To recover what he has lost, Robie must confront what he has tried to forget for over twenty years: his own past.

Will Robie escaped his small Gulf Coast hometown of Cantrell, Mississippi, after high school, severing all personal ties, and never looked back. Not once. Not until the unimaginable occurs. His father, Dan Robie, has been arrested and charged with murder.
Father and son haven’t spoken or seen each other since the day Robie left town. In that time, Dan Robie–a local attorney and pillar of the community – has been elected town judge. Despite this, most of Cantrell is aligned against Dan. His guilt is assumed.

To make matters worse, Dan has refused to do anything to defend himself. When Robie tries to help, his father responds only with anger and defiance. Could Dan really be guilty?

I’m definitely a fan of Baldacci’s novels. After the Camel Club series ended, the author’s novels featuring Will Robie and Jessica Reel quickly became my favourites. However, these last two installments — while enjoyable and engaging thrillers in their own right — didn’t quite rise to the quality I have come to expect from the author. Nevertheless, they are well-written novels, and I was kept entertained and invested in the story. Continue reading


Quick(ish) Review: RUINSTORM by David Annandale (Black Library)

AnnandaleD-HH-RuinstormThree Legions attempt the journey back to Terra…

Imperium Secundus lies revealed as a heretical folly. Terra has not fallen, though it remains inaccessible. Sanguinius, Guilliman and the Lion El’Johnson, the primarchs of the Triumvirate, must reach Terra at all costs. They seek to defend the Emperor, and to atone for their sins. But the Ruinstorm, a galaxy-wide maelstrom of chaos, hides the Throneworld from the primarchs. Now the fleets of three Legions depart Macragge, and the primarchs will stop at nothing to overcome the Ruinstorm. Yet an insidious enemy watches their every move, and plots against the weaknesses of the errant sons of the Emperor. Each has his own inner storm, and each marches towards his own ruin.

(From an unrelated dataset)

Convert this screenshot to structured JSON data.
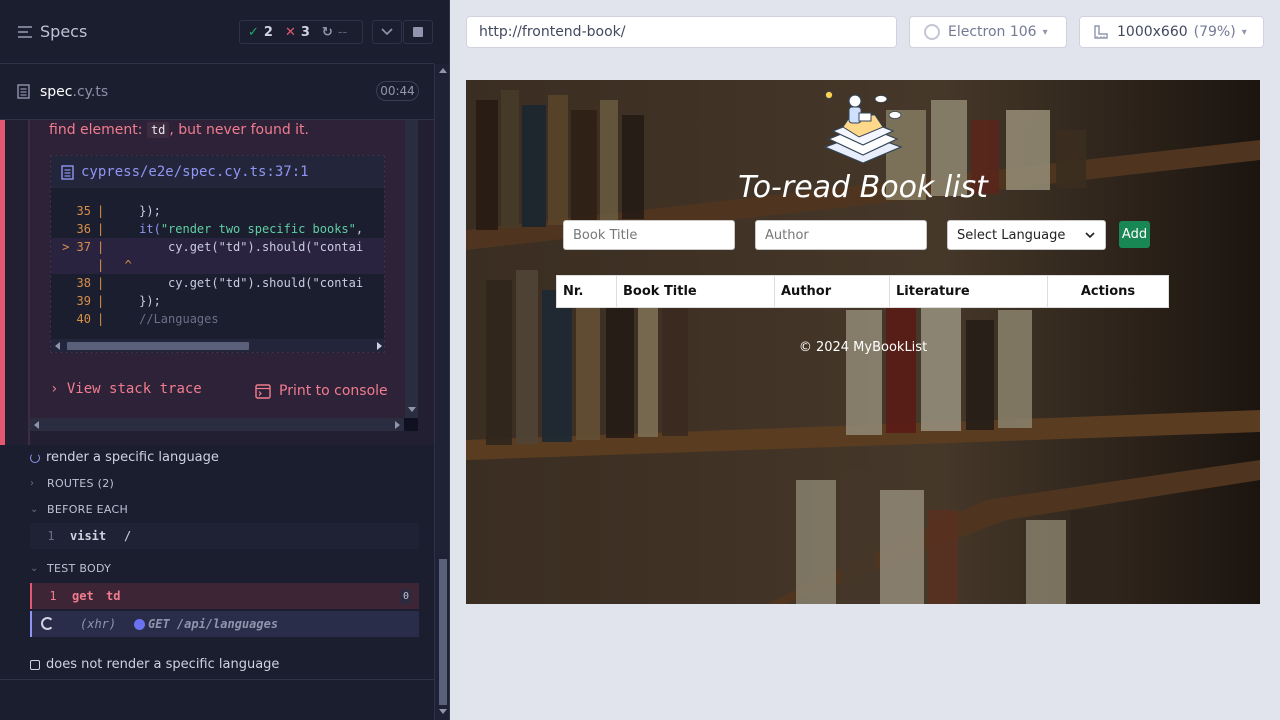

In this, the 46th novel in the Horus Heresy series, the three Legions stranded at Ultramar have sallied forth, attempting to break through the Ruinstorm and make their way back to Terra, to be by the Emperor’s side when Horus launches his final attack on the Imperial throne world. Annandale brings his A-game, and from the get-go we’re thrown right into the story. It’s Chaotic, interesting, and moves the story forward nicely. I really enjoyed this. Continue reading


Quick Review: NAGASH: THE UNDYING KING by Joshua Reynolds (Black Library)

ReynoldsJ-AoS-Nagash-UndyingKingOne of my favourite fantasy/horror characters returns in the Age of Sigmar

Since the dark days of the Great Awakening, the scattered remnants of humanity have clung to a bleak existence, surviving howsoever they can, no matter what the cost. Tamra, a voivode of the Rictus clans, fights one last, desperate battle for the survival of her tribe, the Drak. Now her people face their most relentless enemy ever – the lumbering minions of the Plague God. Where is their lord Nagash, the Undying King, when his people need him most? As the gods and their servants vie for power in the Mortal Realms, Tamra is drawn into a deadly game between life and death, as beings long thought gone start to exert their powers once again.

This is Reynolds’s second book to feature Nagash set in the Age of Sigmar — the lord of the undead appeared in Mortarch of Night, and the author previously wrote about the character in the first End Times novel, The Return of Nagash. Nagash has long been one of my favourite Warhammer characters, so I’ve always been interested in reading fiction with him at its centre. The Undying King did not disappoint. Continue reading